When most people think about science, they usually don’t associate it with PB&J, one of America’s most common sandwiches. This is not the case for Cornell alumnus, Bill Nye ’77 the Science Guy. The Sun recently had the opportunity to sit down with Nye and ask about his career after Bill Nye The Science Guy.
The Sun: You’ve loved science all your life. Your first memories involve playing with rubberband-powered planes and disassembling your bike. Can you tell me a little more about what got you started, and what your life was like pre-Cornell?
Bill Nye: “It’s just that predictive quality. If you warp the tale of a plane, you would expect it to turn left. I did that, threw it, and it turned left! I thought, HA! I CAN PREDICT THE FUTURE! I still remember the plane. It was a Guillow’s blue streak. They still make them, haven’t changed a damn thing; if it ain’t broke, don’t fix it!
Sun:Would you say Cornell changed your passion or molded it in a new direction?
Nye:I’d say it amplified it. I liked science before and when I got here I loved it, especially in the last two years. The last two years were really compelling. In mechanical engineering, you know everybody because there’s only 50 or 60 left by the end, so you hang out with everybody.
Sun:Can you tell me a little more about your latest show, The Eyes of Nye?
Nye:The idea is to address issues that through scientific understanding, citizens can make more informed decisions about things like nuclear waste, therapeutic cloning, climate change, world population growth, antibiotic drug resistance, and the evolution of sex.

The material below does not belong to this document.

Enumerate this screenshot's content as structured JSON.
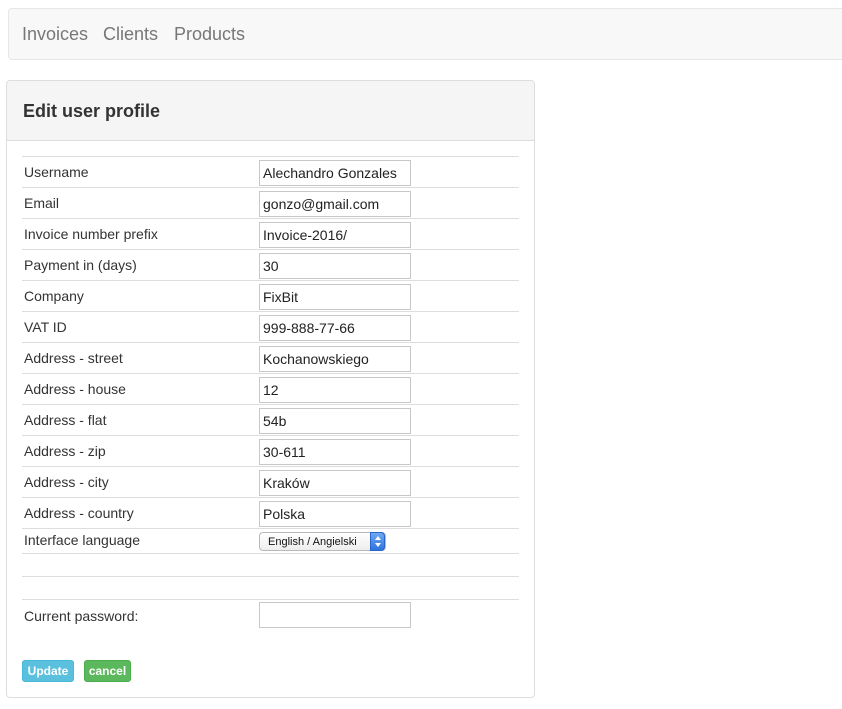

Sun:What are your goals now that The Eyes of Nye has ended?
Nye:I’m thinking of myself as “Bill Nye The Climate Guy” these days. I also have had a couple of other shows. The Top 100 Greatest Discoveries aired on the Discovery Channel about three weeks ago, and the Greatest Inventions is set to air sometime in the fall. I’m also aiming at the more adult audiences by appearing on MSNBC, CNN, Fox News and Larry King. A couple of weeks ago, I was challenged by this scientist, [MIT professor Richard Lindzen], who made a bet that climate data from ice cores are no better than 2,000 years of resolution. He bet me a bottle of scotch. I couldn’t really follow through with it because of the Anna Nicole [Smith] fiasco; she just dominated the news!
Sun:Global warming is obviously a passion of yours. Would you say that is your current project?
Nye: The situation is quite serious, and there are huge opportunities, especially for Cornellians. We go to school where the climate is cloudy and cold, if we can solve sustainable energy problems here, we can solve them anywhere. It’s in physical science, mechanical engineering, electrical engineering and chemical engineering, but also foreign policy, architecture, international relations, even literature; every discipline at the university could be involved in saving the world for humans.
People talk about saving the earth. The earth’s going to be fine, but you want to save it for me, for you, for us humans. Cockroaches, copepods, they’ll probably be fine; we want to save it for humans.
Sun:So what are your thoughts on Cornell’s current initiatives in sustainability and carbon neutrality?
Nye:I want us to do better than carbon neutrality; I want the 80-by-50. Eighty percent reduction of greenhouse gases, 50 percent by year 2050. That’s 2 or 3 percent a year for the next 40 years.
I spoke to President Skorton today about the sense of urgency; [the year] 2050 is too far away. At Cornell we could meet 3 percent in a weekend just by changing the type of light bulbs we use! They pay for themselves in just a couple of months. Cornell could lead the way. The students will get used to sustainability, take that out into the world and — dare I say it — change the world.
Sun:I read about your ballerina toe patents, and a baseball throwing educational machine. Are inventions also a current focus?
Nye:Absolutely. The patent for the ballet shoes should be coming through any day now. Fundamentally, ballet toe shoes have not changed in a few centuries. All the dancers are in pain and having surgeries by the time they’re 22. My toe shoe has a shape that takes the load from toes to phalanges with a holster that holds the foot against the phalanges. It’s made of modern material called kevlar lace — very strong polymer and thin lightweight material — while maintaining the classic ballet shoe shape.
Then there’s the Throw Tech Trainer, which is an invention that teaches you how to throw a ball better by accurately turning your wrist.
Sun:What you’ve done for younger audiences and science education is a tremendous accomplishment. But does it frustrate you that it’s hard to break away from the Science Guy persona?
Nye:Not really. It’s usually not too bad. The Ellen DeGeneres Show called about a week ago and after a couple minutes of talking basically asked me to come on the show and blow things up. I said I wanted to relate it to climate change, but no matter what, I’m still that guy that likes to go over a friend’s house and blow things up. I love the fundamental phenomena. Not that we should blow things up all the time, but I still appreciate it. What’s so wonderful about science is the PB&J — passion, beauty and joy — and the predictive quality. When you do something for the first time, that’s the J-O-D, joy of discovery, and that’s the message I want carried into the future.